■ **DATA RECORDS**:
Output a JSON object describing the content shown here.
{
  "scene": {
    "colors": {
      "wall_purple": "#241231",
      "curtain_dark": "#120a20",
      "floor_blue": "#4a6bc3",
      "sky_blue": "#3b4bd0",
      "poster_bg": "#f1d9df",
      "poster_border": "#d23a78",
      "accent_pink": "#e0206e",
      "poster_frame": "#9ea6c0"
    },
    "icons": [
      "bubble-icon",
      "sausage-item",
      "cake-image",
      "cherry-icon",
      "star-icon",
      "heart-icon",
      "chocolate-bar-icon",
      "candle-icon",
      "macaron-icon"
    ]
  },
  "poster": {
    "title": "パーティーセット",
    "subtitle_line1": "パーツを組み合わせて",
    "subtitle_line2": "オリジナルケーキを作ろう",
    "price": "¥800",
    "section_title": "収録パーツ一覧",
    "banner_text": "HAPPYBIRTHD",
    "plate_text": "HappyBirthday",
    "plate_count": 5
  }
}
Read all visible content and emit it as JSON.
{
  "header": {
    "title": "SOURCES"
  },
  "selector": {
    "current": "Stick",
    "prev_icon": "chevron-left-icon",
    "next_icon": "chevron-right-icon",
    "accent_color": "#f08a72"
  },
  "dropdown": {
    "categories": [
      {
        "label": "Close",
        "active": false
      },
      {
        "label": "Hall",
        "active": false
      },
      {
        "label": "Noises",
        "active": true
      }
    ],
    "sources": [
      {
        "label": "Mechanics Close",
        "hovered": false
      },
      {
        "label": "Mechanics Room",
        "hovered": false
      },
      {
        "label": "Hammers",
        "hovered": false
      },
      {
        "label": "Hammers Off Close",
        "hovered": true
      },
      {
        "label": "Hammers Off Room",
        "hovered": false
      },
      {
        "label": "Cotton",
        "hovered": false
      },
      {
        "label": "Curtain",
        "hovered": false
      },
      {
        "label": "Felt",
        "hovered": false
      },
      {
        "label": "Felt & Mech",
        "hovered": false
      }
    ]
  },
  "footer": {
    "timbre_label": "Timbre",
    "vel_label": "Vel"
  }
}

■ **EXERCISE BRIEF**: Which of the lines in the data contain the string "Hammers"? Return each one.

■ **EXERCISE RESULT**:
        "label": "Hammers",
        "label": "Hammers Off Close",
        "label": "Hammers Off Room",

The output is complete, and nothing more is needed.